“We will review all open records processes in order to balance transparency with the confidentiality of our families, Deffendall said. “We anticipate providing additional training for employees and bringing a recommendation to our school board to adopt even more restrictive ... policies to ensure the privacy of our students and families.”
About the mailer, Deffendall said, “We are aware that a postcard mailing from Mr. Nash was received by members of our community. The postcard was not printed by the district, the postage was not paid by the district, and the district had no advance knowledge of the mailing.”
In a Thursday Facebook post, Nash said, “yesterday thousands of my constituents received an important mailed survey from me about school safety, property taxes, teacher pay increases and other topics that come before the board of education.
“I personally paid for all aspects of this mailer and survey—design, printing and mailing, and have the receipts to prove it,” he said. “In fact, the school district does not maintain any budget for board members to communicate with their constituents.”
“Not a single tax payer dime was spent on this effort. Despite that, there are multiple lies floating around that I used district money to create and send the survey. This is blatantly false,” Nash said.

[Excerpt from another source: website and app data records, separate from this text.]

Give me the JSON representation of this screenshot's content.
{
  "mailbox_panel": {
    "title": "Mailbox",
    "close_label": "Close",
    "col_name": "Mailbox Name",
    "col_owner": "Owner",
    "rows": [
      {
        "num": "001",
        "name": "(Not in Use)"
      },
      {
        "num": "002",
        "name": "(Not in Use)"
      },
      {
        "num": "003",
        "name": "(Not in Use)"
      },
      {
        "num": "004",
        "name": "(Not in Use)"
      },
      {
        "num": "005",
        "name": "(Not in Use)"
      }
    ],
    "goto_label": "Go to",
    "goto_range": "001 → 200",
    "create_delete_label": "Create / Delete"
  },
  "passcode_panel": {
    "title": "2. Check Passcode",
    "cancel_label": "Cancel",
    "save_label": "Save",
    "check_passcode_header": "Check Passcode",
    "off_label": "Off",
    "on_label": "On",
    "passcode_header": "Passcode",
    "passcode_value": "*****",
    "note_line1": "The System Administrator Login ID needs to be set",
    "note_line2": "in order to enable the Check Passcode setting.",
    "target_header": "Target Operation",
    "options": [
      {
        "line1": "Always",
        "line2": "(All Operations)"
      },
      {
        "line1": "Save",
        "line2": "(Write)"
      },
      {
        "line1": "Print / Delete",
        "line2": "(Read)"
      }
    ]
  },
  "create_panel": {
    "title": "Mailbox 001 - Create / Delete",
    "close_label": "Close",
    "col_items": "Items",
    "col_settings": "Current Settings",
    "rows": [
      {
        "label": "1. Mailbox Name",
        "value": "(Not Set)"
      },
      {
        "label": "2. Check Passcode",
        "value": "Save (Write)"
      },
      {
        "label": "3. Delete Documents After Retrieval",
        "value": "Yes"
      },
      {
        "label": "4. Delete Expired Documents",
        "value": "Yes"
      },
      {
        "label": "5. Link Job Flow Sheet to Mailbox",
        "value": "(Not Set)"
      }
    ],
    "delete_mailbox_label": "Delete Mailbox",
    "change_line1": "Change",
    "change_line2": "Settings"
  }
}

Nash did not speak to the source of the “lies,” but he was criticized for the mailer on social media.
Nash told the Herald-Leader in a text that no Fayette district employee ever handled the mailer and no Fayette district employee time was ever spent on the mailer. He said he used the district’s U.S. Postal Service non-profit rate code because he sent it in his official capacity as a school board member.
He also said on Facebook that he spent $4,000 of his own money on the survey mailer.
He said he consulted with the board’s attorney and followed his advice before sending the survey to constituents.
“I paid out of pocket for the full cost of the mailer,” Nash told the Herald-Leader.
Nash said in his social media post that every school district dollar should be used to impact student learning and that’s been his focus as a board member.
Since he was appointed to fill the open first district seat in November, Nash has pushed for more fiscal accountability and transparency for Fayette County Public Schools.
Nash, who runs a division of a non-profit providing educator professional development, was appointed to the school board in November 2018.
The term he filled for the first district seat expires at the end of 2019. His opponent in the November 5 general election is Christy Morris. The mother of two is a school volunteer and co-founder of a non-profit that provides food for low-income students.
In a Facebook post Friday, Morris said her family’s contact data was among that obtained by Nash.
Morris said Nash “used a position of public trust to obtain this confidential contact information of our FCPS children and families.”
“More disturbing, this information was then used for personal and political gain weeks before a high stakes election by a trained board member who knew or should have known this was unethical and wrong,” Morris said. “My campaign and my family are calling for a full investigation into this matter.”
Morris said she is calling for independent, written verification that the released information has been destroyed, is no longer retrievable, and was not handed over to any third parties or, if so, that it has been deleted and not compromised.
“That is the minimum standard to which we should hold our public officials,” Morris said.
The first district includes several south Lexington schools.
Nash said in his post that he would continue to communicate with his constituents in a “robust” way “despite the blatant lies because it’s the right thing to do.”
“The challenge with being in public office or running for public office is that people can say anything they want about you without evidence and some people will take it as fact,” he said.